#### WHAT IS BEING ASKED:
Give back the data in full. Leave nothing out.

[Component data from apps and pages]
::::
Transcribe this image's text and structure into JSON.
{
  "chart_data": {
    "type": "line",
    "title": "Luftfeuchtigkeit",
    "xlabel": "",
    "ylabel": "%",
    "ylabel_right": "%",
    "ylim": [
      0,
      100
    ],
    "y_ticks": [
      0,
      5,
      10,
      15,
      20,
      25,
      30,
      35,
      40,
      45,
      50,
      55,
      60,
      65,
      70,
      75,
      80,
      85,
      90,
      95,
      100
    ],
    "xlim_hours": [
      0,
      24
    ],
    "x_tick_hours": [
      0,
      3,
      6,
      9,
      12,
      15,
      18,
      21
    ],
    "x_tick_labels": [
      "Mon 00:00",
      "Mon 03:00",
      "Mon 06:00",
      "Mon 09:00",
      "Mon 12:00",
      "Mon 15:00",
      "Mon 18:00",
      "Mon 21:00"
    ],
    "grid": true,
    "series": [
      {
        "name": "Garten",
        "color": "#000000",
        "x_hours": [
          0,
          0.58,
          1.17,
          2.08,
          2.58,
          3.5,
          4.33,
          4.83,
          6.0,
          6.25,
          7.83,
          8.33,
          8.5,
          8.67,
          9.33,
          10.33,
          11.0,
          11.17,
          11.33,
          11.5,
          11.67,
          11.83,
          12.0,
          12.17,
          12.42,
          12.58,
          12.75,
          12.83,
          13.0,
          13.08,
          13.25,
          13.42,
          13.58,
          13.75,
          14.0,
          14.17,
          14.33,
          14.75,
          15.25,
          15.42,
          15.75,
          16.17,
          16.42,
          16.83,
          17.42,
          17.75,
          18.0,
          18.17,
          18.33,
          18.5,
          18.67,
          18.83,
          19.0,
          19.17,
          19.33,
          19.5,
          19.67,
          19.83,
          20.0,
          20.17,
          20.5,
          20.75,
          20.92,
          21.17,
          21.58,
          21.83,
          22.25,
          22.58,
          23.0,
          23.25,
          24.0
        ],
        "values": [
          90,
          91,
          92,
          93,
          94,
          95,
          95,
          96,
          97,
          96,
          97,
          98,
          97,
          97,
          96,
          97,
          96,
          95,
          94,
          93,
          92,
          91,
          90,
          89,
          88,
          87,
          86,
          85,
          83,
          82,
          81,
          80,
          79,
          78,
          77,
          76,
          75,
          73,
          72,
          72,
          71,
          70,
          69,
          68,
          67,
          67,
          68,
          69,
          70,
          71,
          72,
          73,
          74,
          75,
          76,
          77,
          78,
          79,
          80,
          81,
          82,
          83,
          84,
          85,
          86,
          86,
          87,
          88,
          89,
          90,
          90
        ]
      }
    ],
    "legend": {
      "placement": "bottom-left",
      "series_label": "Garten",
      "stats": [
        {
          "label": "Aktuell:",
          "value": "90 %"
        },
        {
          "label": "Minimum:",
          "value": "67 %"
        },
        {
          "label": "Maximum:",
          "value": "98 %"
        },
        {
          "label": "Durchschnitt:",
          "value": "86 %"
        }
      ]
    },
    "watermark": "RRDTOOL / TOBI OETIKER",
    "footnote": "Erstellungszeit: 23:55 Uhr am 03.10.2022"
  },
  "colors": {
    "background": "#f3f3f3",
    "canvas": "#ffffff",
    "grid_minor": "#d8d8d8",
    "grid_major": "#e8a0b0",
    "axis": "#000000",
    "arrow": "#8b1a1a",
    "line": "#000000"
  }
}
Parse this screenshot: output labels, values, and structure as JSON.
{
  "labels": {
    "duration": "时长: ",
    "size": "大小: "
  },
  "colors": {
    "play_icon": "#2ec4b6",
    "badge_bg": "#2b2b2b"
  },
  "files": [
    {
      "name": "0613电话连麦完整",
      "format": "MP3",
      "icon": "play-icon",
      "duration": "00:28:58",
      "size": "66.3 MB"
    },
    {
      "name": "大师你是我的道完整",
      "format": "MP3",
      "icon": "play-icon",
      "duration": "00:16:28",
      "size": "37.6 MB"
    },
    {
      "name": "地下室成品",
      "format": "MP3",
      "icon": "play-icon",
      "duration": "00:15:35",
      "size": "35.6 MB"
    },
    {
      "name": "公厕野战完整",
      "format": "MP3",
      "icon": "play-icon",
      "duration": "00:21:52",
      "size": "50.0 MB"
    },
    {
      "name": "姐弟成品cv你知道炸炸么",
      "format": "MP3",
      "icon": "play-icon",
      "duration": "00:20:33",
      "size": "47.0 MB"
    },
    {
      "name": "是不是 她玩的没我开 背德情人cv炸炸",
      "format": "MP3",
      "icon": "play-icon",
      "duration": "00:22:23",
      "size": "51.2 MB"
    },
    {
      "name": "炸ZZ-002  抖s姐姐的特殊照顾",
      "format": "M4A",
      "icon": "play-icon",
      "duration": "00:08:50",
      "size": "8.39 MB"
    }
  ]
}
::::
#### SOLUTION TO THE EXERCISE:
Transcribe this image's text and structure into JSON.
{
  "chart_data": {
    "type": "line",
    "title": "Luftfeuchtigkeit",
    "xlabel": "",
    "ylabel": "%",
    "ylabel_right": "%",
    "ylim": [
      0,
      100
    ],
    "y_ticks": [
      0,
      5,
      10,
      15,
      20,
      25,
      30,
      35,
      40,
      45,
      50,
      55,
      60,
      65,
      70,
      75,
      80,
      85,
      90,
      95,
      100
    ],
    "xlim_hours": [
      0,
      24
    ],
    "x_tick_hours": [
      0,
      3,
      6,
      9,
      12,
      15,
      18,
      21
    ],
    "x_tick_labels": [
      "Mon 00:00",
      "Mon 03:00",
      "Mon 06:00",
      "Mon 09:00",
      "Mon 12:00",
      "Mon 15:00",
      "Mon 18:00",
      "Mon 21:00"
    ],
    "grid": true,
    "series": [
      {
        "name": "Garten",
        "color": "#000000",
        "x_hours": [
          0,
          0.58,
          1.17,
          2.08,
          2.58,
          3.5,
          4.33,
          4.83,
          6.0,
          6.25,
          7.83,
          8.33,
          8.5,
          8.67,
          9.33,
          10.33,
          11.0,
          11.17,
          11.33,
          11.5,
          11.67,
          11.83,
          12.0,
          12.17,
          12.42,
          12.58,
          12.75,
          12.83,
          13.0,
          13.08,
          13.25,
          13.42,
          13.58,
          13.75,
          14.0,
          14.17,
          14.33,
          14.75,
          15.25,
          15.42,
          15.75,
          16.17,
          16.42,
          16.83,
          17.42,
          17.75,
          18.0,
          18.17,
          18.33,
          18.5,
          18.67,
          18.83,
          19.0,
          19.17,
          19.33,
          19.5,
          19.67,
          19.83,
          20.0,
          20.17,
          20.5,
          20.75,
          20.92,
          21.17,
          21.58,
          21.83,
          22.25,
          22.58,
          23.0,
          23.25,
          24.0
        ],
        "values": [
          90,
          91,
          92,
          93,
          94,
          95,
          95,
          96,
          97,
          96,
          97,
          98,
          97,
          97,
          96,
          97,
          96,
          95,
          94,
          93,
          92,
          91,
          90,
          89,
          88,
          87,
          86,
          85,
          83,
          82,
          81,
          80,
          79,
          78,
          77,
          76,
          75,
          73,
          72,
          72,
          71,
          70,
          69,
          68,
          67,
          67,
          68,
          69,
          70,
          71,
          72,
          73,
          74,
          75,
          76,
          77,
          78,
          79,
          80,
          81,
          82,
          83,
          84,
          85,
          86,
          86,
          87,
          88,
          89,
          90,
          90
        ]
      }
    ],
    "legend": {
      "placement": "bottom-left",
      "series_label": "Garten",
      "stats": [
        {
          "label": "Aktuell:",
          "value": "90 %"
        },
        {
          "label": "Minimum:",
          "value": "67 %"
        },
        {
          "label": "Maximum:",
          "value": "98 %"
        },
        {
          "label": "Durchschnitt:",
          "value": "86 %"
        }
      ]
    },
    "watermark": "RRDTOOL / TOBI OETIKER",
    "footnote": "Erstellungszeit: 23:55 Uhr am 03.10.2022"
  },
  "colors": {
    "background": "#f3f3f3",
    "canvas": "#ffffff",
    "grid_minor": "#d8d8d8",
    "grid_major": "#e8a0b0",
    "axis": "#000000",
    "arrow": "#8b1a1a",
    "line": "#000000"
  }
}
Parse this screenshot: output labels, values, and structure as JSON.
{
  "labels": {
    "duration": "时长: ",
    "size": "大小: "
  },
  "colors": {
    "play_icon": "#2ec4b6",
    "badge_bg": "#2b2b2b"
  },
  "files": [
    {
      "name": "0613电话连麦完整",
      "format": "MP3",
      "icon": "play-icon",
      "duration": "00:28:58",
      "size": "66.3 MB"
    },
    {
      "name": "大师你是我的道完整",
      "format": "MP3",
      "icon": "play-icon",
      "duration": "00:16:28",
      "size": "37.6 MB"
    },
    {
      "name": "地下室成品",
      "format": "MP3",
      "icon": "play-icon",
      "duration": "00:15:35",
      "size": "35.6 MB"
    },
    {
      "name": "公厕野战完整",
      "format": "MP3",
      "icon": "play-icon",
      "duration": "00:21:52",
      "size": "50.0 MB"
    },
    {
      "name": "姐弟成品cv你知道炸炸么",
      "format": "MP3",
      "icon": "play-icon",
      "duration": "00:20:33",
      "size": "47.0 MB"
    },
    {
      "name": "是不是 她玩的没我开 背德情人cv炸炸",
      "format": "MP3",
      "icon": "play-icon",
      "duration": "00:22:23",
      "size": "51.2 MB"
    },
    {
      "name": "炸ZZ-002  抖s姐姐的特殊照顾",
      "format": "M4A",
      "icon": "play-icon",
      "duration": "00:08:50",
      "size": "8.39 MB"
    }
  ]
}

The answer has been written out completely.